§ **Problem to solve**:
Go over each line of the entries below, count those with "appending", and give only the count.

◇ ◇ ◇ ◇ ◇

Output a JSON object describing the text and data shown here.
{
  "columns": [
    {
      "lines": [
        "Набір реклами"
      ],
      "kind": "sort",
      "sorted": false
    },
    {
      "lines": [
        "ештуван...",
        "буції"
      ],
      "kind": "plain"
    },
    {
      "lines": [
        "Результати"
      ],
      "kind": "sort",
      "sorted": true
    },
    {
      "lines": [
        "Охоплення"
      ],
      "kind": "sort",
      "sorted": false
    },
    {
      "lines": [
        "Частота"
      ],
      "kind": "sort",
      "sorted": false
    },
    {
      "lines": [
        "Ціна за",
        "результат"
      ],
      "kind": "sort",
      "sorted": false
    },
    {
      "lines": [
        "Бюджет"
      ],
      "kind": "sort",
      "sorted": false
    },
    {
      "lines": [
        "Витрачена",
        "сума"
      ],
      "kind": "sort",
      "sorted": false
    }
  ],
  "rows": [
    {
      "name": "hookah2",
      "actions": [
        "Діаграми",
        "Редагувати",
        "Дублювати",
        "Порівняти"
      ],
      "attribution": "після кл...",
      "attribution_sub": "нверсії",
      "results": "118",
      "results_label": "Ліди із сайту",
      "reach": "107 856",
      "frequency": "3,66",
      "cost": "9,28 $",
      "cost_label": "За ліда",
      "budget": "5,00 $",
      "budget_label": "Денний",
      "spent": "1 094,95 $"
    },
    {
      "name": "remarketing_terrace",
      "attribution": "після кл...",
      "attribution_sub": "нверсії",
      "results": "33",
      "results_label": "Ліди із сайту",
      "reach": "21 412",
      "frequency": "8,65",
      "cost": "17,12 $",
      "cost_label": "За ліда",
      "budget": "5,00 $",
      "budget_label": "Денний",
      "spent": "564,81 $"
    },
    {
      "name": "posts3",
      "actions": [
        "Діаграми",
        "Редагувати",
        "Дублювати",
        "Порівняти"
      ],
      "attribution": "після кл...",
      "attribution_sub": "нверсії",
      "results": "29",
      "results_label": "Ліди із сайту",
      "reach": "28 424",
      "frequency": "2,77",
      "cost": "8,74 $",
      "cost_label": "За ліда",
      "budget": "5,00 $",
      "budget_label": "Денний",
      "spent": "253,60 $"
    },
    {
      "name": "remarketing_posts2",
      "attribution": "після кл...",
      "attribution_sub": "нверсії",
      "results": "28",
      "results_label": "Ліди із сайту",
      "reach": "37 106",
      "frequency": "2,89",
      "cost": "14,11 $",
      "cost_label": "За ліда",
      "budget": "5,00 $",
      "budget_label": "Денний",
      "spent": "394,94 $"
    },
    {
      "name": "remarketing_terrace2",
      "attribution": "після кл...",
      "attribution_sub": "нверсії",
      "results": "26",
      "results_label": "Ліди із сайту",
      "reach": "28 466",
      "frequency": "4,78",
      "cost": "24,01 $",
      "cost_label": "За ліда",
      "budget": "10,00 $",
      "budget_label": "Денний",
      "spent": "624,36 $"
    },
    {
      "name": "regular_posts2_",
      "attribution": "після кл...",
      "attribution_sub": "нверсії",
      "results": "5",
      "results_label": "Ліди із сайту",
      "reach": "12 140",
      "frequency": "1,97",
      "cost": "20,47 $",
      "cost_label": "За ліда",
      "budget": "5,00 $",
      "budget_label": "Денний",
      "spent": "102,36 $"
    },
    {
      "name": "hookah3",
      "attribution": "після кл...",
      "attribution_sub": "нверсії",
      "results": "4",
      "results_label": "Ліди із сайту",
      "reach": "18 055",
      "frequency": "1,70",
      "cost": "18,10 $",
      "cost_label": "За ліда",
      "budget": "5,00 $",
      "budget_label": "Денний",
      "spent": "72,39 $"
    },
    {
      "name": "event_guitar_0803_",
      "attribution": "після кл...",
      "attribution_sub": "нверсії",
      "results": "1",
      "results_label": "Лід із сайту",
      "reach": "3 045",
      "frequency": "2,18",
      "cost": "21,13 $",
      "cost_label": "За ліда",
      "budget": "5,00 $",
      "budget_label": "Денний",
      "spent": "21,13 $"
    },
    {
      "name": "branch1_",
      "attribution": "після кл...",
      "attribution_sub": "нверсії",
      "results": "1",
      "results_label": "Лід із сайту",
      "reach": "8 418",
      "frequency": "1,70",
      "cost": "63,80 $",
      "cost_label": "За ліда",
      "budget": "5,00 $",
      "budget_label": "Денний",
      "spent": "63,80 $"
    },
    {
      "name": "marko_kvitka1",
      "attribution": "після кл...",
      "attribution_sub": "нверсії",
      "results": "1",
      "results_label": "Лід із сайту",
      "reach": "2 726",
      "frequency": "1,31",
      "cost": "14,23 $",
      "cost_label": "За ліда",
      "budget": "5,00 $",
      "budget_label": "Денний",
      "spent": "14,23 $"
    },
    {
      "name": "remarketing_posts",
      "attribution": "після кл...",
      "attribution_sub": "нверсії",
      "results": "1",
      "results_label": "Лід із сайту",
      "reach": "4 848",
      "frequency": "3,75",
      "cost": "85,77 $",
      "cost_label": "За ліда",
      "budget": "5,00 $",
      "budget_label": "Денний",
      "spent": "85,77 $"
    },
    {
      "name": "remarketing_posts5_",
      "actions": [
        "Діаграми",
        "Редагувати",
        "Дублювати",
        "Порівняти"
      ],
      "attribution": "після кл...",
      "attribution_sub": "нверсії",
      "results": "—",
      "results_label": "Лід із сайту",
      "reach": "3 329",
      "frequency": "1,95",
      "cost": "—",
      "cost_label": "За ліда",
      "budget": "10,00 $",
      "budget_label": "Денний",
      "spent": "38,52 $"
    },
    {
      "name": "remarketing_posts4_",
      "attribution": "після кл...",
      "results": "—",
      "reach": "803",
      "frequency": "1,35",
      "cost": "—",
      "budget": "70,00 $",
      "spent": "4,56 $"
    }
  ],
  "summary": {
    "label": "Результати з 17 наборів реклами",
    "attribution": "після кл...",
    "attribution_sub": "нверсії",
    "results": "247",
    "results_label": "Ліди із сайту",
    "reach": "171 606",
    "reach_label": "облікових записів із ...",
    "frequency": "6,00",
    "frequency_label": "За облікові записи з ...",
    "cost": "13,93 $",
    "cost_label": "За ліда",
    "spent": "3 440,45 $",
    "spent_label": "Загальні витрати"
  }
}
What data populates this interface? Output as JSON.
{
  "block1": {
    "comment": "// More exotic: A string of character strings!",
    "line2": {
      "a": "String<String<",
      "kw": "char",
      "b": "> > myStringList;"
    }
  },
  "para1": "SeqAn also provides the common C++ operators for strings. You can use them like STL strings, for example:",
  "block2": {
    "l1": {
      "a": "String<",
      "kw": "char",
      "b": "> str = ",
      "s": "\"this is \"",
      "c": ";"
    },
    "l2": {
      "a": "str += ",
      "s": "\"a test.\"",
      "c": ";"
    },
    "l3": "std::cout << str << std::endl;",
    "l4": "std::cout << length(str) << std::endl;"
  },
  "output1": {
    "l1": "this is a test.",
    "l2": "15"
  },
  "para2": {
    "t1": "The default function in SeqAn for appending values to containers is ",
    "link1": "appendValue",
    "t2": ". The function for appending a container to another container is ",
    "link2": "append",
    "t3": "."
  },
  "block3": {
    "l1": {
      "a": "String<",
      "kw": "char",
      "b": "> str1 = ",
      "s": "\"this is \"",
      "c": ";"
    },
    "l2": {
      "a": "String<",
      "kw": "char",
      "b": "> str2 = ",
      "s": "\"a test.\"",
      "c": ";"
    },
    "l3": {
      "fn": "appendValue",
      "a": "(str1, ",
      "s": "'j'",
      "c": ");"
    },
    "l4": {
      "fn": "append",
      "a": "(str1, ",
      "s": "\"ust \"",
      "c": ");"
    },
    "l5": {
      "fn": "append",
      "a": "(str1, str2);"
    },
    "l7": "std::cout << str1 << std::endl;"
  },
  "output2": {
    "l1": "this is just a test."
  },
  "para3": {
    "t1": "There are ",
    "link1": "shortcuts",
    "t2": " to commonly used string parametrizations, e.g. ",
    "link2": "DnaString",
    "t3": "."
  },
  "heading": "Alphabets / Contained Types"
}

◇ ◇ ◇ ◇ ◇

§ **Response area**:
2